Saturday, October 27, 2018

What inspired Mendel?

Everyone knows Gregor Mendel as the father of genetics, but what to we really know about the man himself? There are not many letters that he wrote himself available for reading, and only a few of his letters to Charles Darwin have survived. Mendel's "intentions in studying plants" has been a long anticipated question. In a recent article in GENETICS, by Peter J. van Dijk et. al, two newspapers have been newly found that uncover Mendel's hidden motivations.
The popular opinion is that Mendel was trying to figure out "the rules of inheritance" but others argue that he was simply trying to figure out if he could create a new species from hybridization.

Van Dijk found these "overlooked" articles, one published in 1861 emphasizing Mendel's desire to produce new and improved crops and flowers in the region. He was "surprised" by the results of his crosses that produced "plentiful fruit".
The second article, published four days later, slightly criticized Mendel saying that the extent of his work was "exaggerated" and to not give him so much credit.
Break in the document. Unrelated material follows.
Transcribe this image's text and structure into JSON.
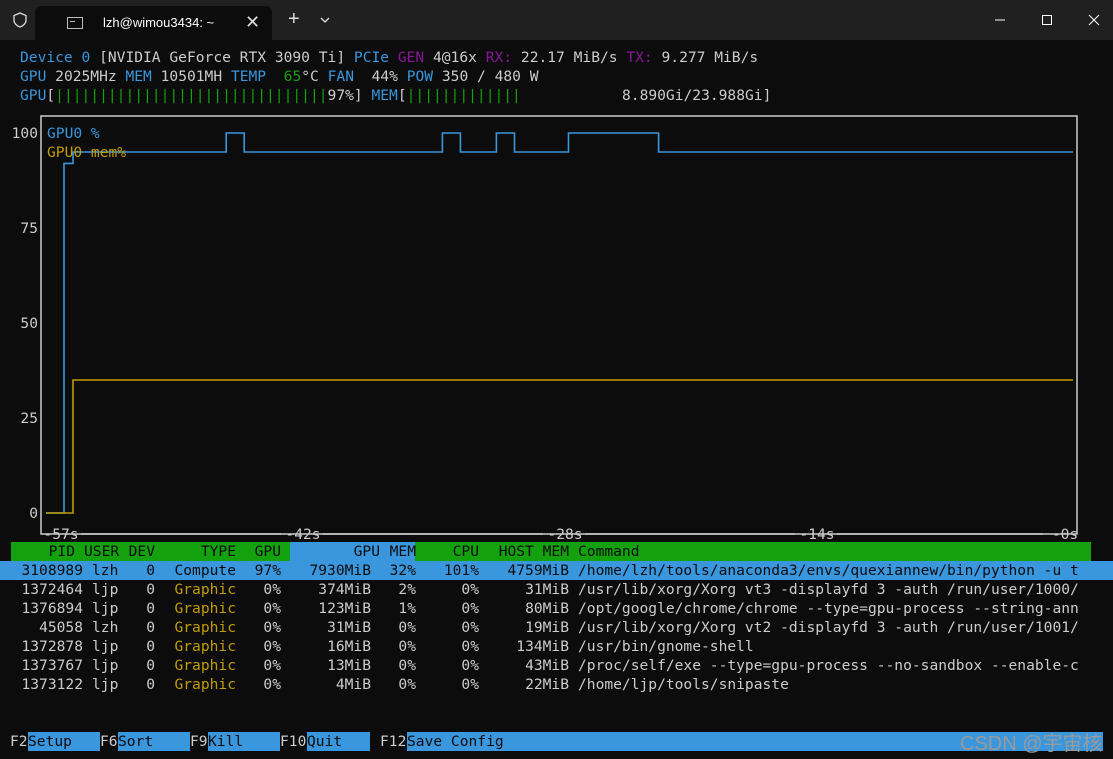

Mendel may have thought he was doing a great work of the people of his region, but others thought it was highly over-glorified and was not that big of a deal.
Both newspaper articles found stress the fact that new science in its time is not exactly what everyone wants to automatically believe: it takes time for an idea to become part of everyone's thinking and to accept it as truth.

I believe that Mendel was a great scientist and did a great work for the work of science, genetics, and heredity. It is understandable that at his time his work was misunderstood because the science he was addressing was an uncharted water and at the time some people did not know what to think about this new world being discovered until more people started to study it as well.

1 comment:

  1. It bothers me that science has never been taking seriously in any time period. Without Mendel's contribution we would not have others inspired by his work to unlock the unknowns of inheritance. It's a shame because the time that Mendel was rejected for his work could have been a time of new discovery.